Heavily Indebted Poor Country (HIPC)The heavily indebted developing countries (also named "poor" countries) are a subgroup of the developing countries defined by the International Monetary Fund (IMF). The aim of this classification in 1999 was a debt relief proposed by Germany and proposed by the G8 countries. The initiator at the time was Germany.
Of the current 36 countries, most are in Africa.
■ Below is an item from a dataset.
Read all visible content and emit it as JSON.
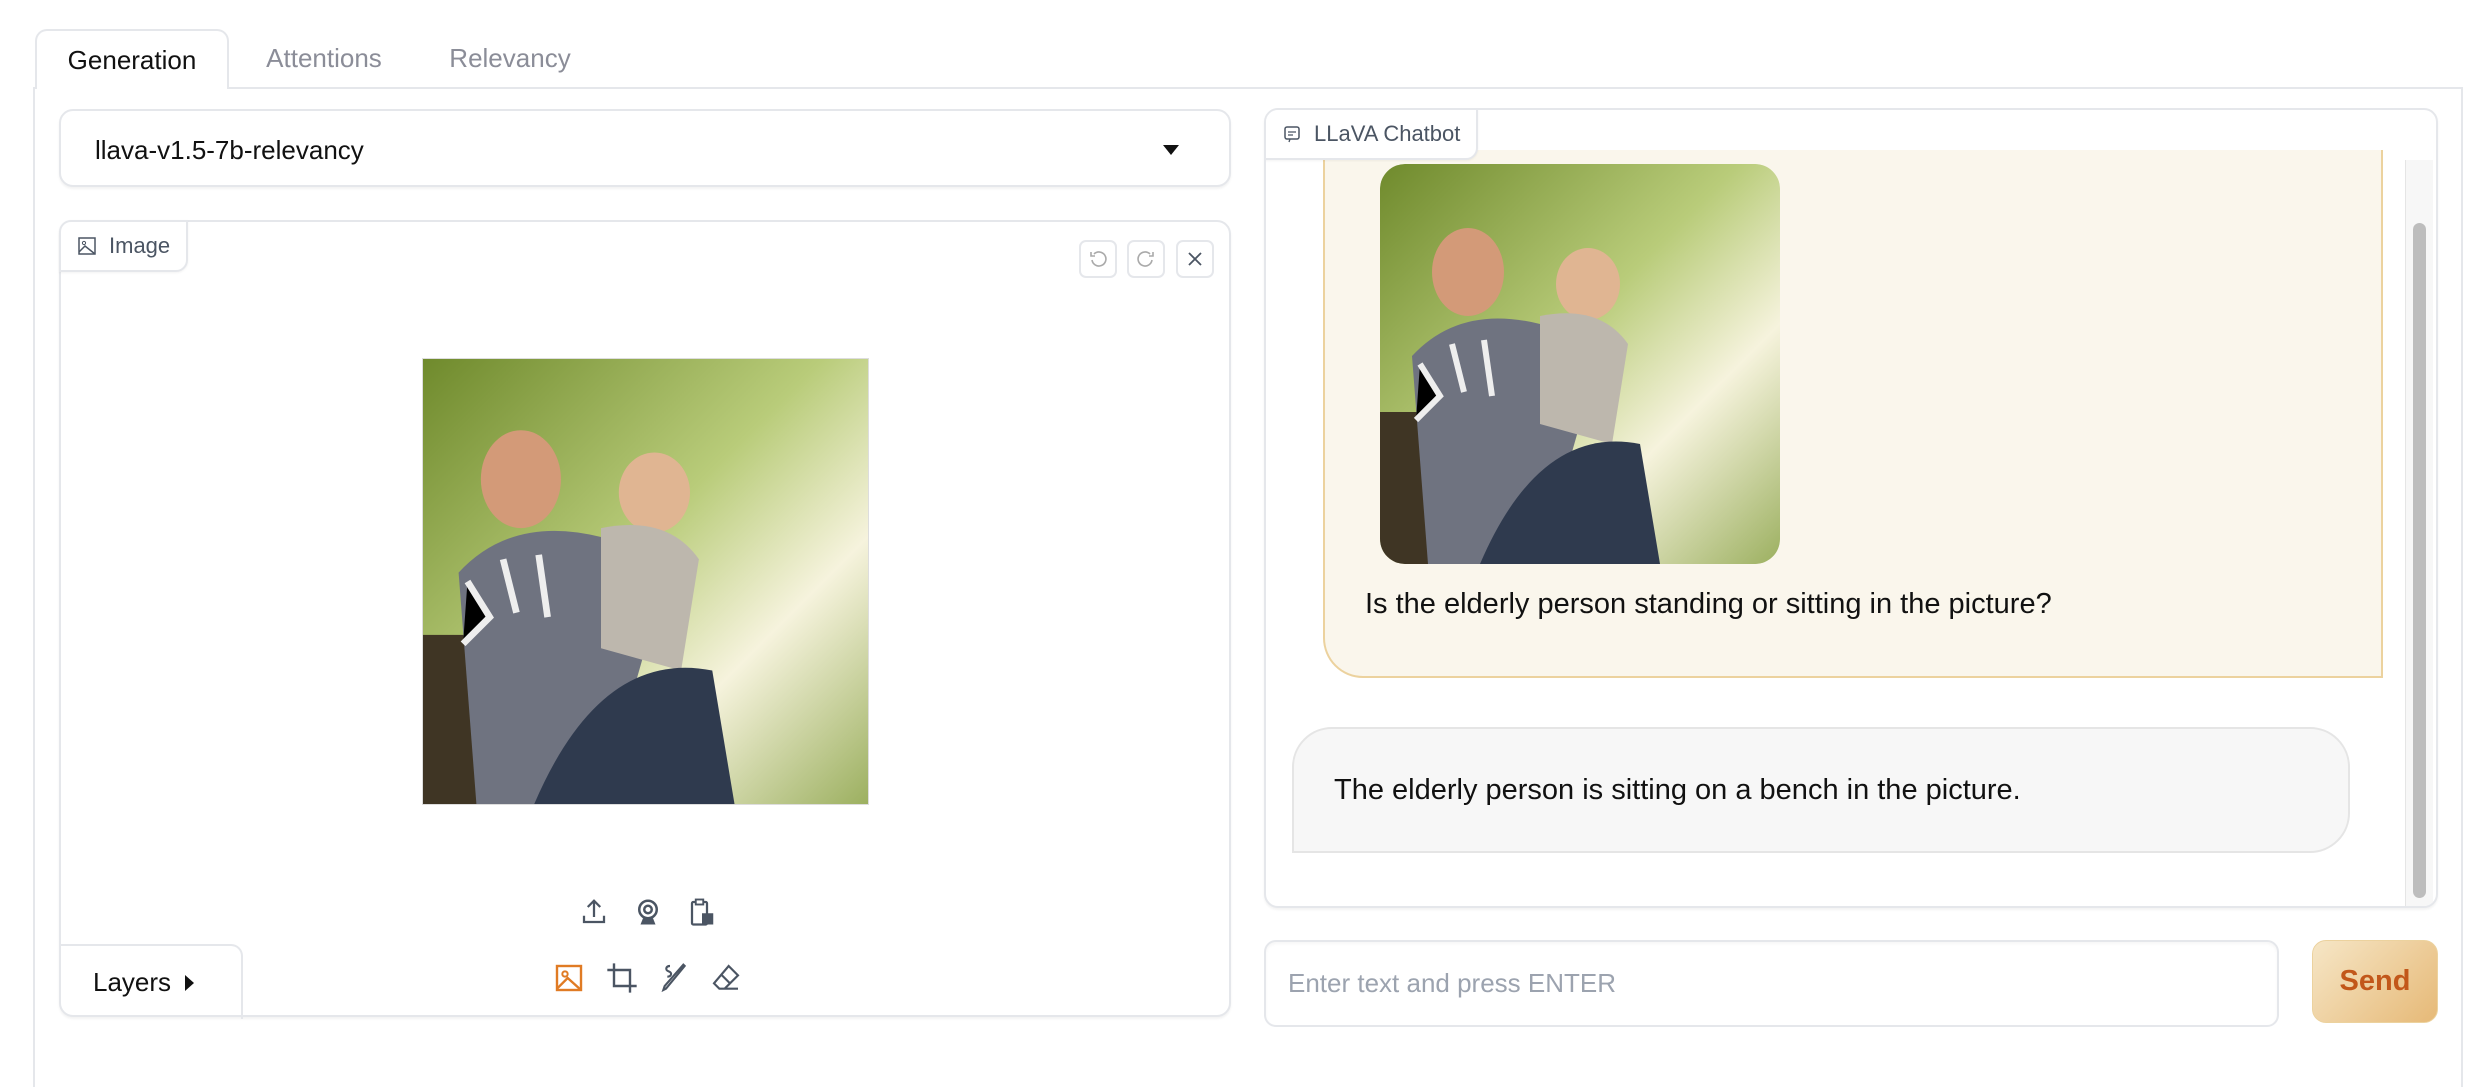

A total of about 760.19 m people live in affected countries, which corresponds to 9.8% of the world's population.
|Country||Population||GNI per capita||Human Development Index||Debts|
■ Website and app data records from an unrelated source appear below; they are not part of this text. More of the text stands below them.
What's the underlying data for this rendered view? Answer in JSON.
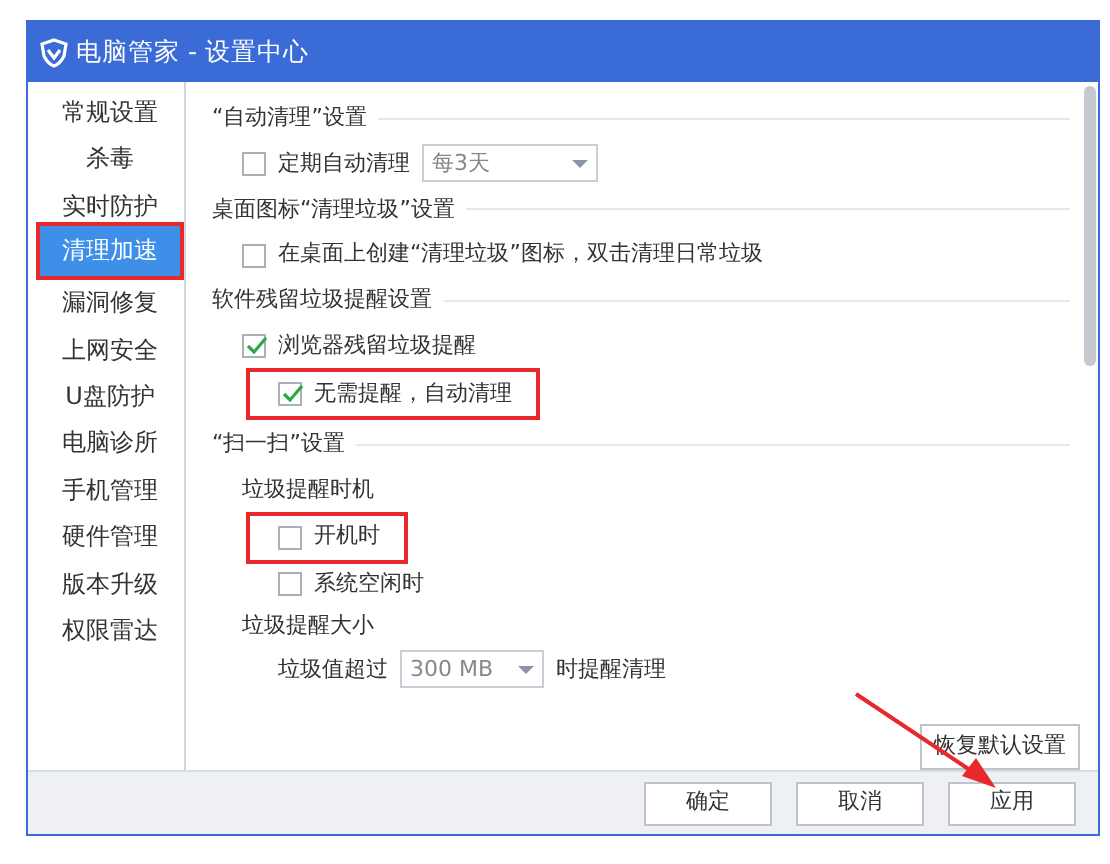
{
  "window": {
    "title": "电脑管家 - 设置中心"
  },
  "sidebar": {
    "items": [
      {
        "label": "常规设置",
        "selected": false,
        "highlighted": false
      },
      {
        "label": "杀毒",
        "selected": false,
        "highlighted": false
      },
      {
        "label": "实时防护",
        "selected": false,
        "highlighted": false
      },
      {
        "label": "清理加速",
        "selected": true,
        "highlighted": true
      },
      {
        "label": "漏洞修复",
        "selected": false,
        "highlighted": false
      },
      {
        "label": "上网安全",
        "selected": false,
        "highlighted": false
      },
      {
        "label": "U盘防护",
        "selected": false,
        "highlighted": false
      },
      {
        "label": "电脑诊所",
        "selected": false,
        "highlighted": false
      },
      {
        "label": "手机管理",
        "selected": false,
        "highlighted": false
      },
      {
        "label": "硬件管理",
        "selected": false,
        "highlighted": false
      },
      {
        "label": "版本升级",
        "selected": false,
        "highlighted": false
      },
      {
        "label": "权限雷达",
        "selected": false,
        "highlighted": false
      }
    ]
  },
  "sections": [
    {
      "title": "“自动清理”设置",
      "rows": [
        {
          "kind": "checkbox",
          "label": "定期自动清理",
          "checked": false,
          "highlighted": false,
          "select": {
            "value": "每3天"
          }
        }
      ]
    },
    {
      "title": "桌面图标“清理垃圾”设置",
      "rows": [
        {
          "kind": "checkbox",
          "label": "在桌面上创建“清理垃圾”图标，双击清理日常垃圾",
          "checked": false,
          "highlighted": false
        }
      ]
    },
    {
      "title": "软件残留垃圾提醒设置",
      "rows": [
        {
          "kind": "checkbox",
          "label": "浏览器残留垃圾提醒",
          "checked": true,
          "highlighted": false,
          "children": [
            {
              "kind": "checkbox",
              "label": "无需提醒，自动清理",
              "checked": true,
              "highlighted": true
            }
          ]
        }
      ]
    },
    {
      "title": "“扫一扫”设置",
      "rows": [
        {
          "kind": "subheading",
          "label": "垃圾提醒时机",
          "children": [
            {
              "kind": "checkbox",
              "label": "开机时",
              "checked": false,
              "highlighted": true
            },
            {
              "kind": "checkbox",
              "label": "系统空闲时",
              "checked": false,
              "highlighted": false
            }
          ]
        },
        {
          "kind": "subheading",
          "label": "垃圾提醒大小",
          "children": [
            {
              "kind": "field",
              "label_before": "垃圾值超过",
              "select": {
                "value": "300 MB"
              },
              "label_after": "时提醒清理"
            }
          ]
        }
      ]
    }
  ],
  "reset_button": "恢复默认设置",
  "buttons": [
    "确定",
    "取消",
    "应用"
  ]
}
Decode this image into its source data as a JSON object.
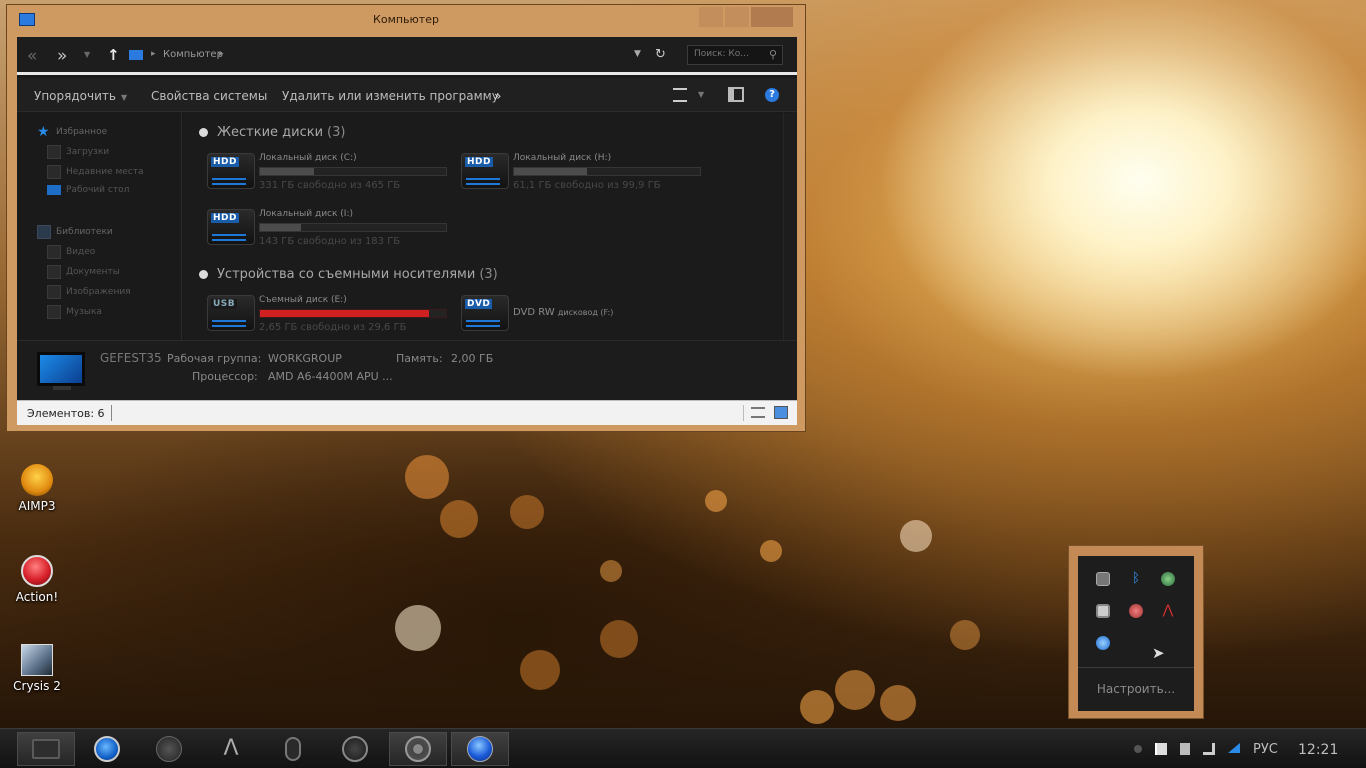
{
  "window": {
    "title": "Компьютер",
    "address": {
      "location": "Компьютер"
    },
    "search": {
      "placeholder": "Поиск: Ко..."
    },
    "toolbar": {
      "organize": "Упорядочить",
      "system_properties": "Свойства системы",
      "uninstall": "Удалить или изменить программу",
      "more": "»"
    },
    "sidebar": {
      "favorites": {
        "label": "Избранное",
        "items": [
          "Загрузки",
          "Недавние места",
          "Рабочий стол"
        ]
      },
      "libraries": {
        "label": "Библиотеки",
        "items": [
          "Видео",
          "Документы",
          "Изображения",
          "Музыка"
        ]
      }
    },
    "groups": {
      "hard_disks": {
        "label": "Жесткие диски",
        "count": "(3)"
      },
      "removable": {
        "label": "Устройства со съемными носителями",
        "count": "(3)"
      }
    },
    "drives": {
      "c": {
        "name": "Локальный диск (C:)",
        "free": "331 ГБ свободно из 465 ГБ",
        "used_fraction": 0.29,
        "badge": "HDD"
      },
      "h": {
        "name": "Локальный диск (H:)",
        "free": "61,1 ГБ свободно из 99,9 ГБ",
        "used_fraction": 0.39,
        "badge": "HDD"
      },
      "i": {
        "name": "Локальный диск (I:)",
        "free": "143 ГБ свободно из 183 ГБ",
        "used_fraction": 0.22,
        "badge": "HDD"
      },
      "e": {
        "name": "Съемный диск (E:)",
        "free": "2,65 ГБ свободно из 29,6 ГБ",
        "used_fraction": 0.91,
        "badge": "USB"
      },
      "f": {
        "name": "DVD RW",
        "name_small": "дисковод (F:)",
        "badge": "DVD"
      }
    },
    "details": {
      "computer_name": "GEFEST35",
      "workgroup_label": "Рабочая группа:",
      "workgroup_value": "WORKGROUP",
      "memory_label": "Память:",
      "memory_value": "2,00 ГБ",
      "cpu_label": "Процессор:",
      "cpu_value": "AMD A6-4400M APU ..."
    },
    "status": {
      "items_count": "Элементов: 6"
    }
  },
  "desktop": {
    "icons": [
      {
        "label": "AIMP3",
        "icon": "aimp-icon",
        "color": "#f3a11a"
      },
      {
        "label": "Action!",
        "icon": "action-icon",
        "color": "#d8202a"
      },
      {
        "label": "Crysis 2",
        "icon": "crysis-icon",
        "color": "#8aa0b8"
      }
    ]
  },
  "tray_popup": {
    "icons": [
      "usb-safe-remove-icon",
      "bluetooth-icon",
      "globe-icon",
      "display-icon",
      "usb-device-icon",
      "chart-icon",
      "update-icon"
    ],
    "configure": "Настроить..."
  },
  "taskbar": {
    "apps": [
      "file-explorer-icon",
      "media-player-icon",
      "steam-icon",
      "amd-icon",
      "mouse-icon",
      "utorrent-icon",
      "chrome-icon",
      "blue-orb-icon"
    ],
    "language": "РУС",
    "time": "12:21"
  },
  "colors": {
    "window_frame": "#cf9a62",
    "accent_blue": "#1e78d8",
    "usage_red": "#d02020"
  }
}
|Afghanistan||38.9 M||500 USD||0.511||15.0%|
|Benin||12.1 M||1,280 USD||0.545||33.9%|
|Bolivia||11.7 M||3,180 USD||0.718||42.7%|
|Burkina Faso||20.9 M||770 USD||0.452||27.0%|
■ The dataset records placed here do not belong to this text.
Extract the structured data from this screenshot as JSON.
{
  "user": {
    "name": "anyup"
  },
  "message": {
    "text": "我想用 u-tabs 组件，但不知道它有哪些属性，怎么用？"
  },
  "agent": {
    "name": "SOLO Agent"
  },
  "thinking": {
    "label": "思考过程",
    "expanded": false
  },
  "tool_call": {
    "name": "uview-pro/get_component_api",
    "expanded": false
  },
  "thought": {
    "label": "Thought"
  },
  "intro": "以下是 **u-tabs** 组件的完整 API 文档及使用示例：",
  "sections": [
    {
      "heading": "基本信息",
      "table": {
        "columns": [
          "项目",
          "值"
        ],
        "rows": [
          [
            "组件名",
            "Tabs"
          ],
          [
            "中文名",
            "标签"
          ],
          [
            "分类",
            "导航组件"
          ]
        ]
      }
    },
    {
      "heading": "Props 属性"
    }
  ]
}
|Burundi||11.9 M||230 USD||0.433||21.9%|
|Cameroon||26.5 M||1,520 USD||0.563||34.7%|
|Central African Republic||4.8 M||500 USD||0.397||38.1%|
|Chad||16.4 M||630 USD||0.398||36.7%|
|Comoros||0.9 M||1,400 USD||0.554||24.5%|
|Democratic Republic of the Congo||89.6 M||550 USD||0.480||12.9%|
|Ethiopia||115.0 M||890 USD||0.485||28.4%|
|Gambia||2.4 M||750 USD||0.496||42.2%|
|Ghana||31.1 M||2,340 USD||0.611||44.3%|
|Guinea||13.1 M||1,020 USD||0.477||29.1%|
|Guinea-Bissau||2.0 M||760 USD||0.480||55.3%|
|Guyana||0.8 M||7,130 USD||0.682||32.7%|
|Haiti||11.4 M||1,320 USD||0.510||15.9%|
|Honduras||9.9 M||2,180 USD||0.634||50.0%|
|Ivory Coast||26.4 M||2,280 USD||0.538||42.2%|
|Liberia||5.1 M||570 USD||0.480||52.1%|
|Madagascar||27.7 M||470 USD||0.528||38.5%|
|Malawi||19.1 M||580 USD||0.483||24.8%|
|Mali||20.3 M||830 USD||0.434||36.3%|
|Mauritania||4.6 M||1,670 USD||0.546||73.1%|
|Mozambique||31.3 M||460 USD||0.456||154.4%|
|Nicaragua||6.6 M||1,850 USD||0.660||98.3%|
|Niger||24.2 M||550 USD||0.394||34.9%|
|Republic of the Congo||5.5 M||1,770 USD||0.574||61.1%|
|Rwanda||13.0 M||780 USD||0.543||81.1%|
|Sao Tome and Principe||0.2 M||2,060 USD||0.625||61.9%|
|Senegal||16.7 M||1,430 USD||0.512||71.7%|
|Sierra Leone||8.0 M||510 USD||0.452||53.0%|
|Tanzania||59.7 M||1,080 USD||0.529||41.3%|
|Togo||8.3 M||920 USD||0.515||33.5%|
|Uganda||45.7 M||800 USD||0.544||46.5%|
|Zambia||18.4 M||1,160 USD||0.584||170.7%|
Criteria for admissionBefore being included in the debt relief initiative, the World Bank and the International Monetary Fund lay down strict criteria. The aim is to cancel debts only of those states that are already heavily indebted and are in all likelihood unable to pay these liabilities on their own. On the other hand, these states should also have the ability to grow out of poverty after a waiver. A state must therefore not only be particularly poor, but must also fulfil certain conditions at the political level.
These conditions are usually determined and monitored over several years in a three-stage process. Eritrea, Somalia and Sudan, for example, have been on the list for some time now of countries which, after all, fulfil the conditions of poverty. None of these 3 countries has so far been able to convincingly demonstrate or even show that the government is also capable of fighting poverty. To achieve this, it is also necessary to implement effective reforms in advance and to demonstrate success.
Doubts about sustainabilityThe aim of the initiative is to reduce poverty in the affected countries and to enable governments to stand on their own two feet through debt relief. The reform programmes controlled by the Community are designed to achieve effective action. An already economically weakened country may also use this debt relief to borrow money again from other states and not pay it back either.
Another injustice is that individual countries are rewarded with debt relief even though they have not managed to stand on their own two feet. Those countries that are just above the poverty line because their reforms have been successful are not rewarded.